2. When You Have An Increased Number of Devices More Than What Your Router Supports
The maximum number of devices supported does vary from one Wi-Fi router model to another. For example, some routers support up to 20 devices whereas others work with a maximum of 30 devices, and so on. As such, you’ll need to change your router if the number of your devices can no longer be supported by your existing router.
3. When You Want a More Powerful Wi-Fi Router
One of the things that buyers look at in determining how powerful a Wi-Fi router is in the frequency band. Routers work using one of these three frequency bands—6 GHz, 5GHz and 2.4GHz. 5GHz and 6GHz WiFi signals tend to be weaker than 2.4GHz, but they also offer much faster speeds.
So you may need to upgrade your Wi-Fi router if you want something more powerful than what you have, such as a 2.4 Ghz-only Wi-Fi router.
Wi-Fi routers now play a central role not only in smart homes but traditional homes as well in this digital era where many personal gadgets, as well as home gadgets, are designed to connect to the internet. It’s not surprising to find an ordinary home that has more than 20 devices connected to the internet at the same time—from several smart TVs (one in the living room, one in the dining room, and one in each bedroom) to various smartphones and laptops belonging to the family members.

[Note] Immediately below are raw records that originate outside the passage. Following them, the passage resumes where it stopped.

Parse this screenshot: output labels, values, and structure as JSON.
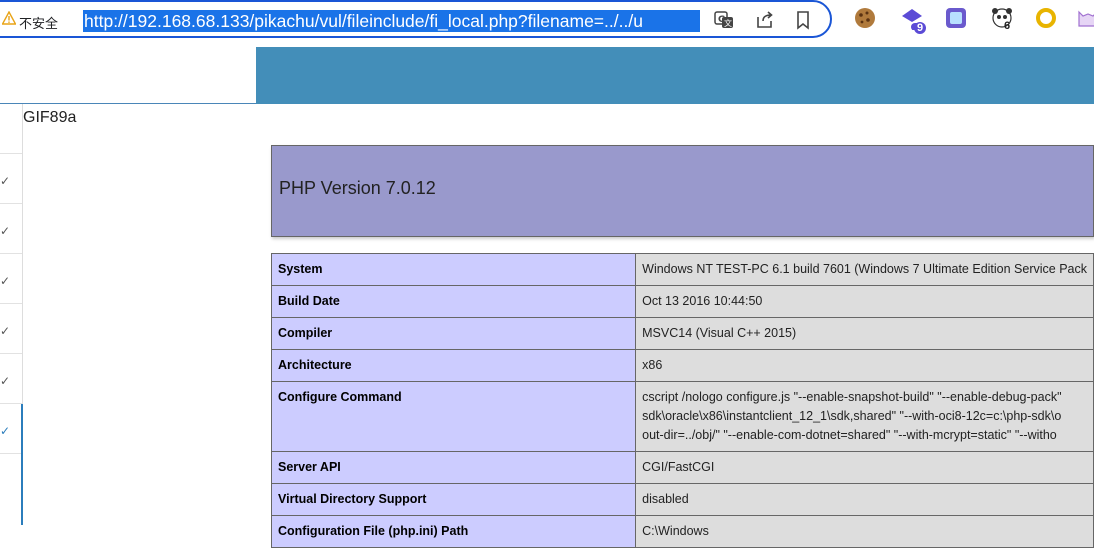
{
  "browser": {
    "security_label": "不安全",
    "url": "http://192.168.68.133/pikachu/vul/fileinclude/fi_local.php?filename=../../u",
    "extensions": [
      {
        "name": "cookie-extension-icon"
      },
      {
        "name": "graduation-extension-icon",
        "badge": "9"
      },
      {
        "name": "window-extension-icon"
      },
      {
        "name": "panda-extension-icon",
        "badge": "6"
      },
      {
        "name": "ring-extension-icon"
      },
      {
        "name": "cat-extension-icon"
      }
    ]
  },
  "page": {
    "gif_header": "GIF89a",
    "php_version_title": "PHP Version 7.0.12",
    "info_rows": [
      {
        "key": "System",
        "value": "Windows NT TEST-PC 6.1 build 7601 (Windows 7 Ultimate Edition Service Pack"
      },
      {
        "key": "Build Date",
        "value": "Oct 13 2016 10:44:50"
      },
      {
        "key": "Compiler",
        "value": "MSVC14 (Visual C++ 2015)"
      },
      {
        "key": "Architecture",
        "value": "x86"
      },
      {
        "key": "Configure Command",
        "value_lines": [
          "cscript /nologo configure.js \"--enable-snapshot-build\" \"--enable-debug-pack\"",
          "sdk\\oracle\\x86\\instantclient_12_1\\sdk,shared\" \"--with-oci8-12c=c:\\php-sdk\\o",
          "out-dir=../obj/\" \"--enable-com-dotnet=shared\" \"--with-mcrypt=static\" \"--witho"
        ]
      },
      {
        "key": "Server API",
        "value": "CGI/FastCGI"
      },
      {
        "key": "Virtual Directory Support",
        "value": "disabled"
      },
      {
        "key": "Configuration File (php.ini) Path",
        "value": "C:\\Windows"
      }
    ]
  },
  "sidebar": {
    "row_count": 7,
    "check_glyph": "✓"
  },
  "colors": {
    "topbar": "#438eb9",
    "php_header": "#9999cc",
    "key_cell": "#ccccff",
    "value_cell": "#dddddd",
    "url_highlight": "#1a73e8"
  }
}
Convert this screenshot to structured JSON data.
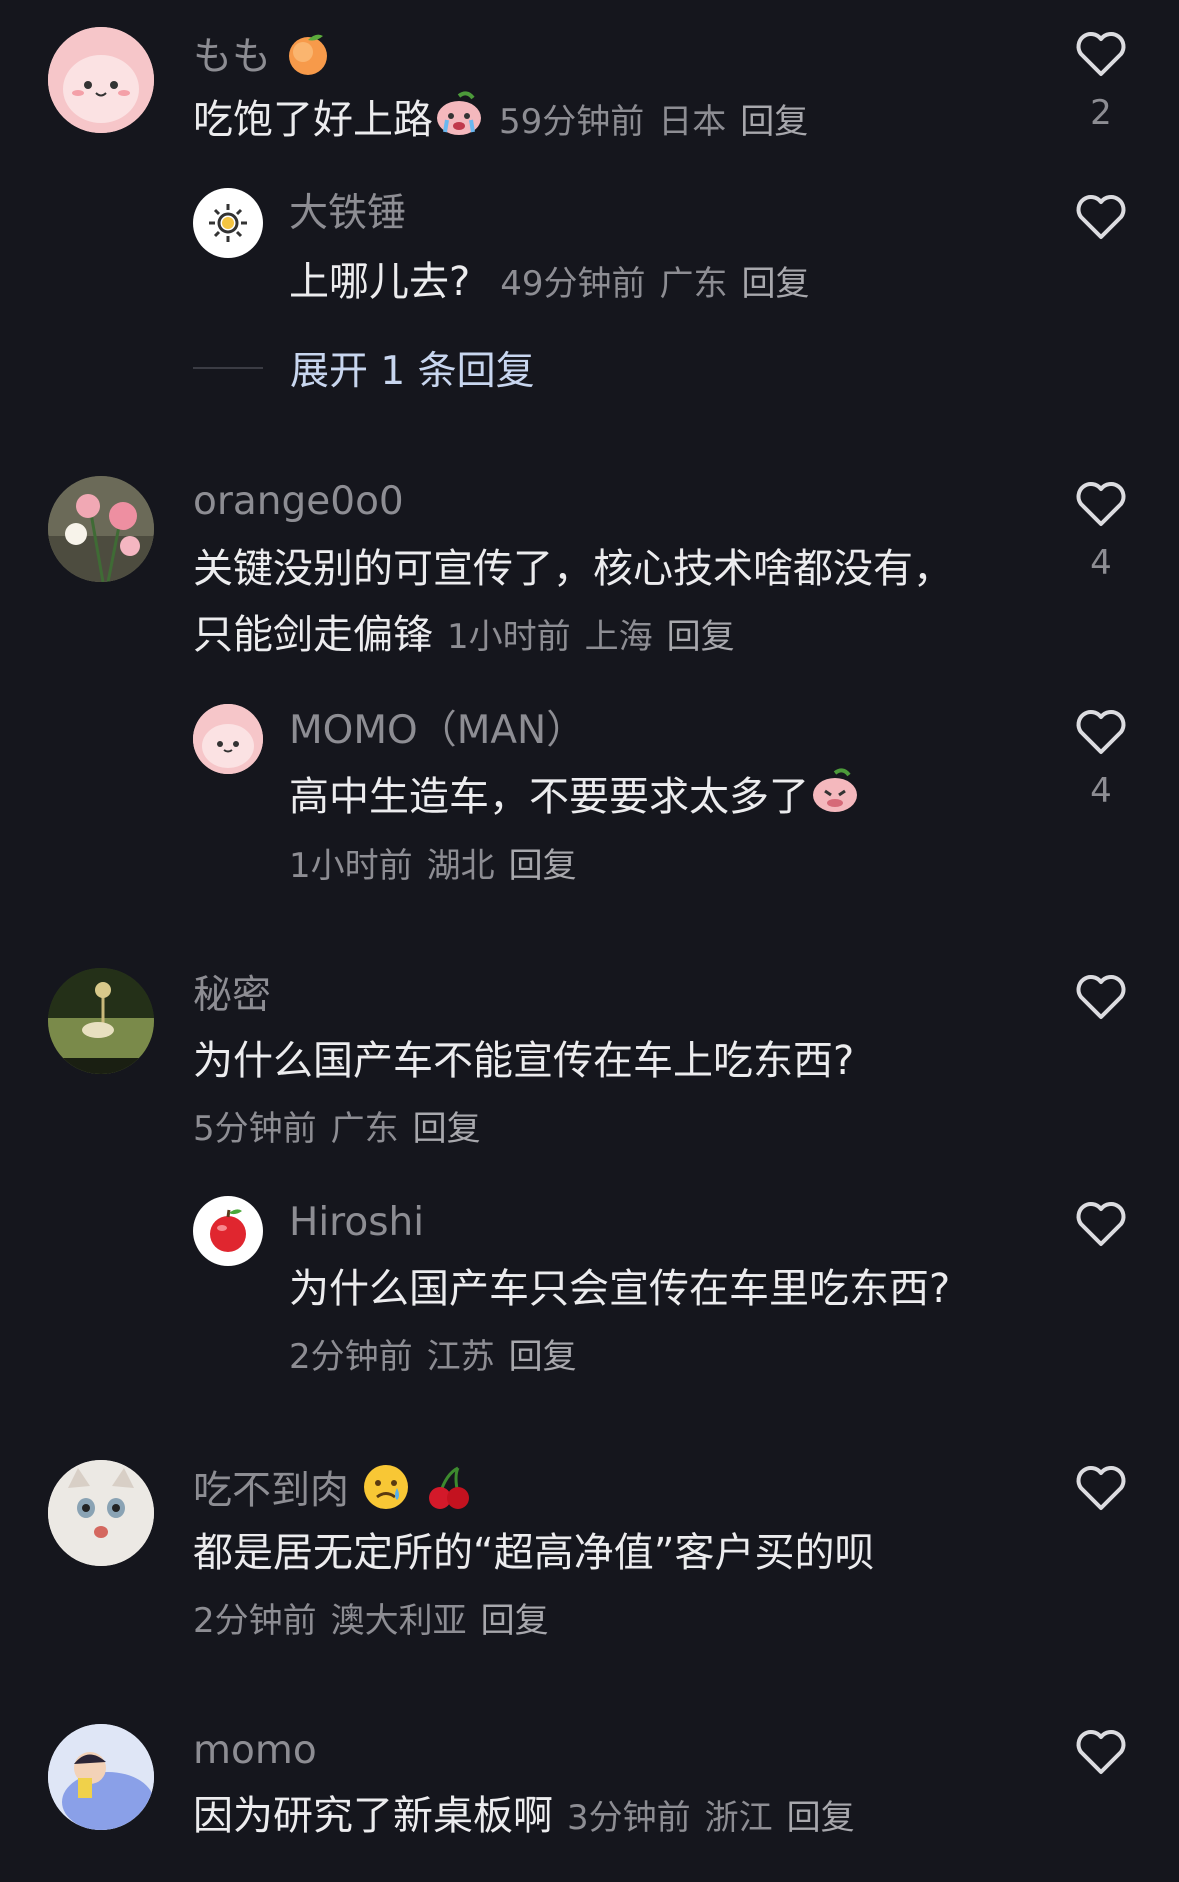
{
  "comments": [
    {
      "name": "もも",
      "text": "吃饱了好上路",
      "time": "59分钟前",
      "region": "日本",
      "reply": "回复",
      "likes": "2"
    },
    {
      "name": "大铁锤",
      "text": "上哪儿去?",
      "time": "49分钟前",
      "region": "广东",
      "reply": "回复",
      "likes": ""
    },
    {
      "name": "orange0o0",
      "text_line1": "关键没别的可宣传了，核心技术啥都没有，",
      "text_line2": "只能剑走偏锋",
      "time": "1小时前",
      "region": "上海",
      "reply": "回复",
      "likes": "4"
    },
    {
      "name": "MOMO（MAN）",
      "text": "高中生造车，不要要求太多了",
      "time": "1小时前",
      "region": "湖北",
      "reply": "回复",
      "likes": "4"
    },
    {
      "name": "秘密",
      "text": "为什么国产车不能宣传在车上吃东西?",
      "time": "5分钟前",
      "region": "广东",
      "reply": "回复",
      "likes": ""
    },
    {
      "name": "Hiroshi",
      "text": "为什么国产车只会宣传在车里吃东西?",
      "time": "2分钟前",
      "region": "江苏",
      "reply": "回复",
      "likes": ""
    },
    {
      "name": "吃不到肉",
      "text": "都是居无定所的“超高净值”客户买的呗",
      "time": "2分钟前",
      "region": "澳大利亚",
      "reply": "回复",
      "likes": ""
    },
    {
      "name": "momo",
      "text": "因为研究了新桌板啊",
      "time": "3分钟前",
      "region": "浙江",
      "reply": "回复",
      "likes": ""
    }
  ],
  "expand_replies": "展开 1 条回复",
  "colors": {
    "background": "#15161d",
    "text": "#ececee",
    "secondary": "#8d8d93",
    "link": "#c8d6ef"
  },
  "icons": [
    "heart-outline-icon",
    "peach-emoji",
    "crying-emoji",
    "sad-face-emoji",
    "cherry-emoji",
    "pleading-emoji"
  ]
}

A Wi-Fi router allows these devices to harmoniously connect to the internet and provide added functionalities as well as convenience. If you change your router, however, you can find yourself in a painful situation of having to re-configure all your devices one by one to match the configurations of your new router. With the easy tricks above though, you can avoid this situation.